A bathing beauty of its genre, “Val” contends as a witty Mephistophelian comedy-horror. The demonic good time can now be enjoyed on a region free Blu-ray release from Dread Central’s home video label, Epic Pictures, distributed by MVD Visual. The not rated, 81-minute film is presented a widescreen 1.78:1 aspect ratio with not really much to negatively critique on the image quality that’s quite sharp from the compression of a BD50. Keelan Carothers’ hard lit and red-hot neon glow of warm red-light district-like colors inarguably defines the distinct worlds of Fin and Val while flashbacks denote a slightly softer color reduction as a third environment. There’s good camera work here between in camera foreground and background focusing as well as delectable key lighting on certain medium-closeup shots that pact a punch. The English language 5.1 Dolby Digital audio track has dialogue clarity palpable enough for Misha Reeves’ sharp tongue and quirky humor.

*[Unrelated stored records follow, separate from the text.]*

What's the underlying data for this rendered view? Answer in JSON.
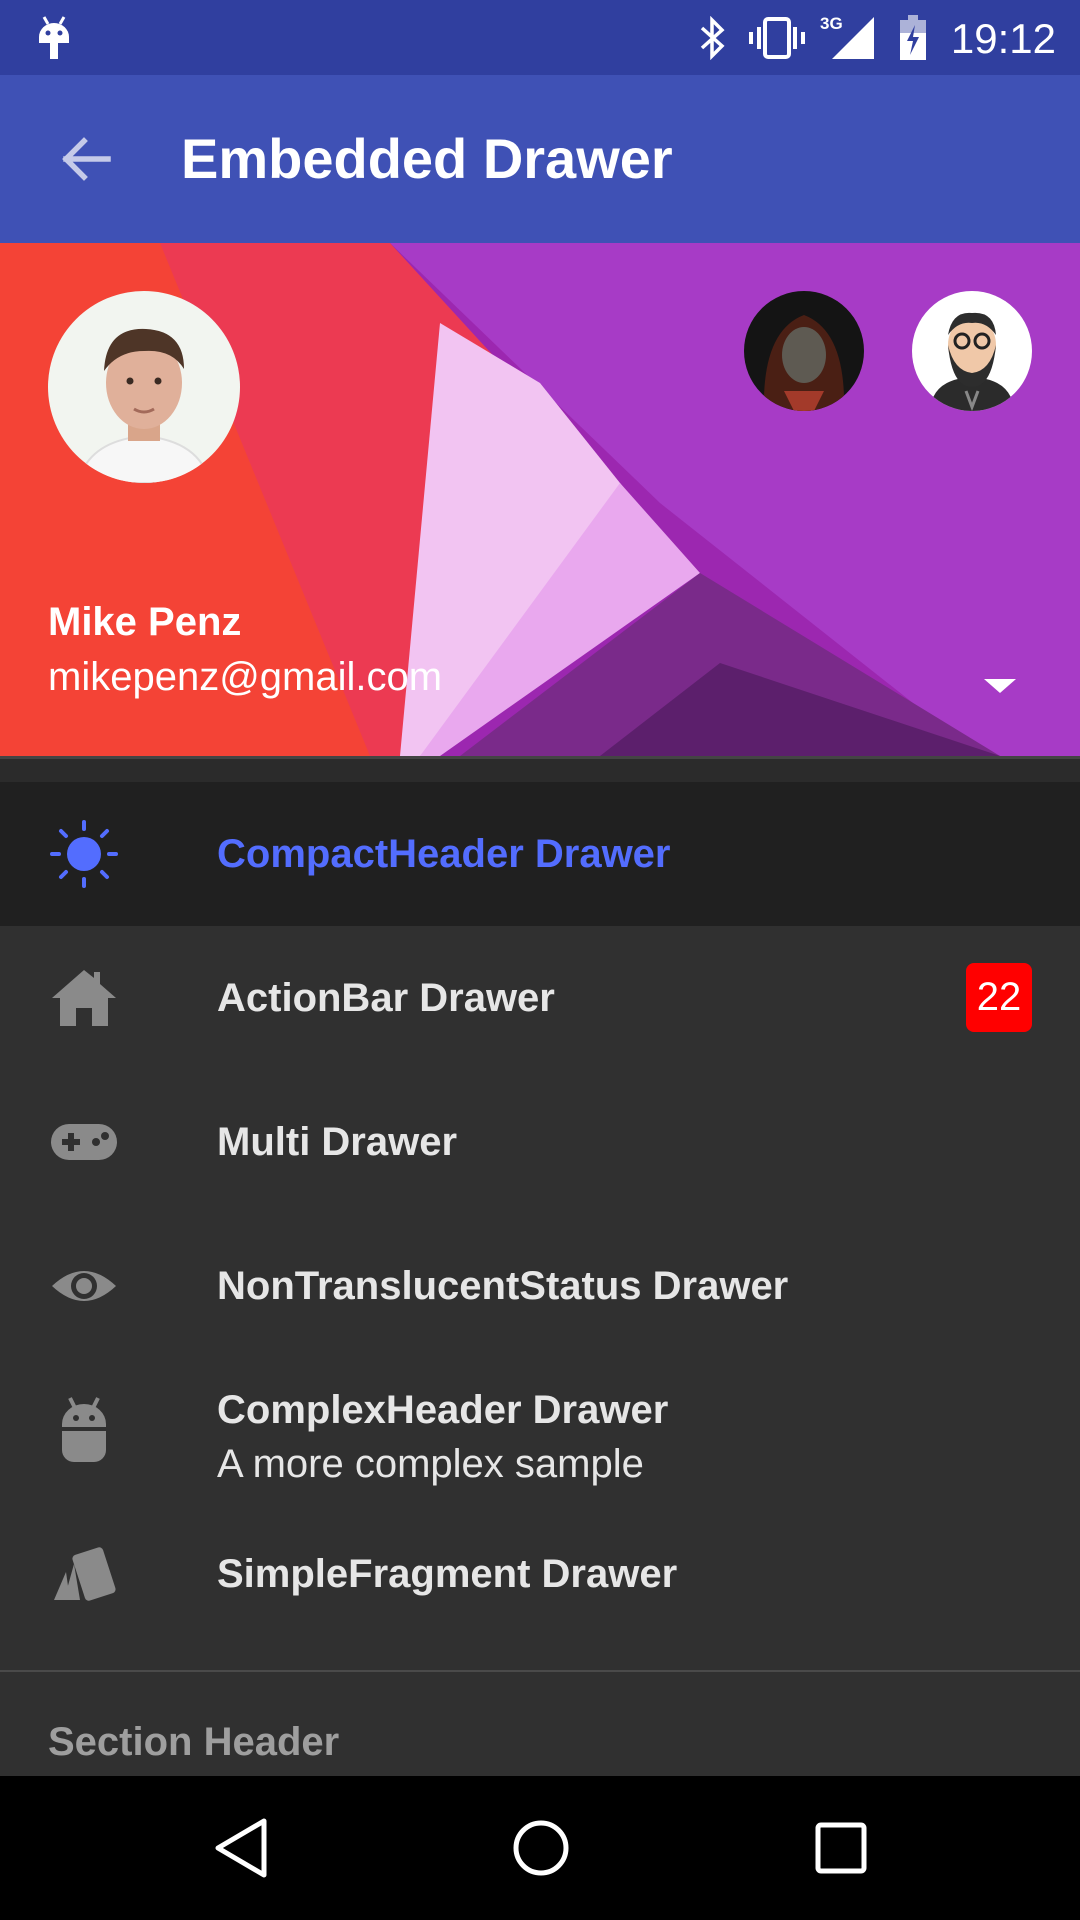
{
  "status_bar": {
    "time": "19:12",
    "network": "3G",
    "icons": [
      "android-notification-icon",
      "bluetooth-icon",
      "vibrate-icon",
      "signal-icon",
      "battery-charging-icon"
    ]
  },
  "app_bar": {
    "title": "Embedded Drawer",
    "back_icon": "arrow-back-icon"
  },
  "profile": {
    "name": "Mike Penz",
    "email": "mikepenz@gmail.com",
    "dropdown_icon": "arrow-drop-down-icon"
  },
  "menu": {
    "items": [
      {
        "label": "CompactHeader Drawer",
        "icon": "sun-icon",
        "selected": true
      },
      {
        "label": "ActionBar Drawer",
        "icon": "home-icon",
        "badge": "22"
      },
      {
        "label": "Multi Drawer",
        "icon": "gamepad-icon"
      },
      {
        "label": "NonTranslucentStatus Drawer",
        "icon": "eye-icon"
      },
      {
        "label": "ComplexHeader Drawer",
        "icon": "android-icon",
        "sub": "A more complex sample"
      },
      {
        "label": "SimpleFragment Drawer",
        "icon": "cards-icon"
      }
    ],
    "section_header": "Section Header"
  },
  "colors": {
    "status_bar": "#303f9f",
    "app_bar": "#3f51b5",
    "accent": "#536dfe",
    "drawer_bg": "#303030",
    "selected_bg": "#202020",
    "badge": "#ff0000"
  }
}
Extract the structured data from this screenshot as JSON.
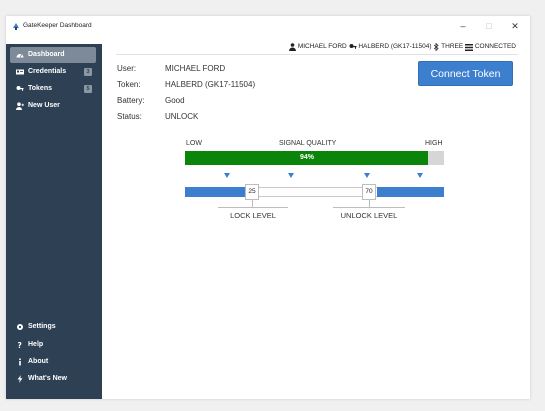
{
  "window": {
    "title": "GateKeeper Dashboard",
    "minimize": "–",
    "maximize": "□",
    "close": "✕"
  },
  "sidebar": {
    "items": [
      {
        "label": "Dashboard",
        "icon": "dashboard-icon",
        "active": true
      },
      {
        "label": "Credentials",
        "icon": "credentials-icon",
        "badge": "3"
      },
      {
        "label": "Tokens",
        "icon": "key-icon",
        "badge": "5"
      },
      {
        "label": "New User",
        "icon": "add-user-icon"
      }
    ],
    "bottom": [
      {
        "label": "Settings",
        "icon": "gear-icon"
      },
      {
        "label": "Help",
        "icon": "help-icon"
      },
      {
        "label": "About",
        "icon": "info-icon"
      },
      {
        "label": "What's New",
        "icon": "lightning-icon"
      }
    ]
  },
  "status": {
    "user": "MICHAEL FORD",
    "token": "HALBERD (GK17-11504)",
    "device": "THREE",
    "connection": "CONNECTED"
  },
  "info": {
    "user_label": "User:",
    "user_value": "MICHAEL FORD",
    "token_label": "Token:",
    "token_value": "HALBERD (GK17-11504)",
    "battery_label": "Battery:",
    "battery_value": "Good",
    "status_label": "Status:",
    "status_value": "UNLOCK"
  },
  "connect_button": "Connect Token",
  "signal": {
    "low_label": "LOW",
    "title": "SIGNAL QUALITY",
    "high_label": "HIGH",
    "value_text": "94%",
    "value": 94
  },
  "thresholds": {
    "lock_value": "25",
    "unlock_value": "70",
    "lock_label": "LOCK LEVEL",
    "unlock_label": "UNLOCK LEVEL"
  },
  "colors": {
    "sidebar": "#2e4154",
    "accent": "#3d7fcf",
    "signal": "#0a850a"
  }
}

Ambient track slips a little in the depth and can blur character spatial relations but there’s plenty of range for a story that’s pretty much sole-centric. Mike Tran, Eric Mitchen and Robot Disco Puma provide the eclectic, synth-rock soundtrack that overwhelms with a booming LFE that leads to a bit crackling distortion during the decimation of decibels of maximum speaker output if not lowered, which then affects the dialogue. Options subtitles include an English SDH and Spanish. Special features include a making of Val featurette narrated by the filmmaking due Aaron Fradkin and Victoria Fratz, two of the pair’s short films – “The Ballerina” and “Happy Birthday,” and a Q&A from Popcorn Frights. Well, here we are at the end of the review and the question still stands of what path would you choose? Personally, I’d go with the sexy, quick-witted, Duke of Hell for a good time, the soul be damned, and you should go with “Val” too for it’s all well-made, well-acted, and well-told story.